This question alluded to using the institutional HEERF grants for high-level officers, senior administrators and/or executives who were specifically involved in operational changes as a result of the pandemic. ED’s response was not specific and indicated it depends. ED also reiterated the prohibitions on using the institutional HEERF grant for this purpose. This is an area which could have abuse, and the facts would vary significant per institution. Therefore, it is very difficult for ED to provide a clear answer. M&A highly recommends that the institutional HEERF grant is not used to cover the payroll costs of any senior administrators or executives, regardless of the duties and tasks performed during the pandemic. This is an item fraught with peril.

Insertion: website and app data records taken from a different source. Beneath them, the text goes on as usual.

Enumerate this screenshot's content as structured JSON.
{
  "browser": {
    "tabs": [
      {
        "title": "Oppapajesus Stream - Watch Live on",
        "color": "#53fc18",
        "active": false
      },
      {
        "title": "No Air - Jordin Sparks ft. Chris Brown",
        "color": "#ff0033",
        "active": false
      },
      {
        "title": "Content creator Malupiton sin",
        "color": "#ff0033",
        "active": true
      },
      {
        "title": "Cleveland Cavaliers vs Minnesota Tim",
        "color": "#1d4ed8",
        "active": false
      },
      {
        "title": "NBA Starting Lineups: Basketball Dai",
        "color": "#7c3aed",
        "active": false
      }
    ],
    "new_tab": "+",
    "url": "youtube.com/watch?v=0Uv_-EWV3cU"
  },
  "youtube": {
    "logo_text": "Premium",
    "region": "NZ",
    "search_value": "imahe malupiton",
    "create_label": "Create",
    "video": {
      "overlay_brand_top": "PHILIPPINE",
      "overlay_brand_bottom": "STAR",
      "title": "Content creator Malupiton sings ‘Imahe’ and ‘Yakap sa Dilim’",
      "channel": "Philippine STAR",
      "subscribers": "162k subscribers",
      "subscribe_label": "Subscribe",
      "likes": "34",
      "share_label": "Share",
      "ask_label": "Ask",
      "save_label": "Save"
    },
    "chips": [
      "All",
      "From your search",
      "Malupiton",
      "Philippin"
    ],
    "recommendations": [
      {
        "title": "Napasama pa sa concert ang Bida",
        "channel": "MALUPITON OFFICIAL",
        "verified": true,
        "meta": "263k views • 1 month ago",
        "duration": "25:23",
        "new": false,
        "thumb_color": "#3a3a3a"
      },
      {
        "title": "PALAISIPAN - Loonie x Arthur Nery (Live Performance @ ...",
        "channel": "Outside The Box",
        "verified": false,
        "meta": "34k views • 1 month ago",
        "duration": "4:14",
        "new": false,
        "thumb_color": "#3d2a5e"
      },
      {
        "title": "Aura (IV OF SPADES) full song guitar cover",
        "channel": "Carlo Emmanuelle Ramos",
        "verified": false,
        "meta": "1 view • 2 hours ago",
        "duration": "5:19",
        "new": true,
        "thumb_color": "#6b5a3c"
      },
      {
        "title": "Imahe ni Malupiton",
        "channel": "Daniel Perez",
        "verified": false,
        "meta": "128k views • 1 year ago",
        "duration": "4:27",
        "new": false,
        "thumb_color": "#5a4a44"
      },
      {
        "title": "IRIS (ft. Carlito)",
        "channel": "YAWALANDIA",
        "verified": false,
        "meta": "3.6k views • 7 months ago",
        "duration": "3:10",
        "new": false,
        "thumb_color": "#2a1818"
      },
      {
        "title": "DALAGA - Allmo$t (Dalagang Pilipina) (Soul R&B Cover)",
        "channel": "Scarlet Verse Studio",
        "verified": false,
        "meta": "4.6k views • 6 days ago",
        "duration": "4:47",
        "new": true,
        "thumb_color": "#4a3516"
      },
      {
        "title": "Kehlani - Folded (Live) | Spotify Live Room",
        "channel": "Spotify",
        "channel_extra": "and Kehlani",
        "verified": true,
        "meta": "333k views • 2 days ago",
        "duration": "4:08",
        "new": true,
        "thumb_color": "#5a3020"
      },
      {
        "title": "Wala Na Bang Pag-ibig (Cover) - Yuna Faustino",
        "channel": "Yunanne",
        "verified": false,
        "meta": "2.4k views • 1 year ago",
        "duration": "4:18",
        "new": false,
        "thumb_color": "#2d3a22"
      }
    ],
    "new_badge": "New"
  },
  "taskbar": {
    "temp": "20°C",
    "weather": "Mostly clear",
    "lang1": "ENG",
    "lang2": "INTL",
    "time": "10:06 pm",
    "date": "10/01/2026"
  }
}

While ED didn’t specifically mention contracted services in this guidance, we believe that contracted services obtained by an institution as a result of significant changes to the delivery of instruction are allowable expenditures. This could include operational consulting, legal and professional services, and training. Conferences and webinars could be allowable, unless these items would have been incurred anyways. From our understanding, ED will be providing additional guidance on this question.
M&A Open Questions
While this ED released clarified several items, the following questions are still outstanding in our mind.
- One of the big open items is whether an institution could utilize the institutional HEERF grant to cover rent for the period of time in which a location was temporarily shuttered. ED issued a Fact Sheet in August 2020 on guidance for contracted services that were cancelled or otherwise not performed due to the pandemic. M&A’s question is whether rent would be considered a contracted service and, if so, whether a location which was temporarily shuttered would certainly meet the definition of “otherwise not performed.” An institution would have to account for any landlord abatements and use of the PPP loan prior to claiming any institutional HEERF grants. However, to date, ED hasn’t provided clear guidance on this expenditure, and thus, we deem this to be a riskier item.
- The second key open item is the payment of faculty costs during a period of time in which an institution was temporarily shuttered and online education didn’t occur. If the institution continued to pay the applicable faculty, are these eligible expenses for the institutional HEERF grant? Does Question 6 or 12 justify reimbursement of faculty costs not covered by the PPP loan? Previous guidance from ED provides relief to enable the institutional HEERF grants to be used for dining hall and dorm employees who would have otherwise been paid through housing fees. An extension of this logic would extend to employees who would have overseen student clinics and thus would have been paid, to some extent, by the clinic revenue. These clinic revenues are part of the educational program.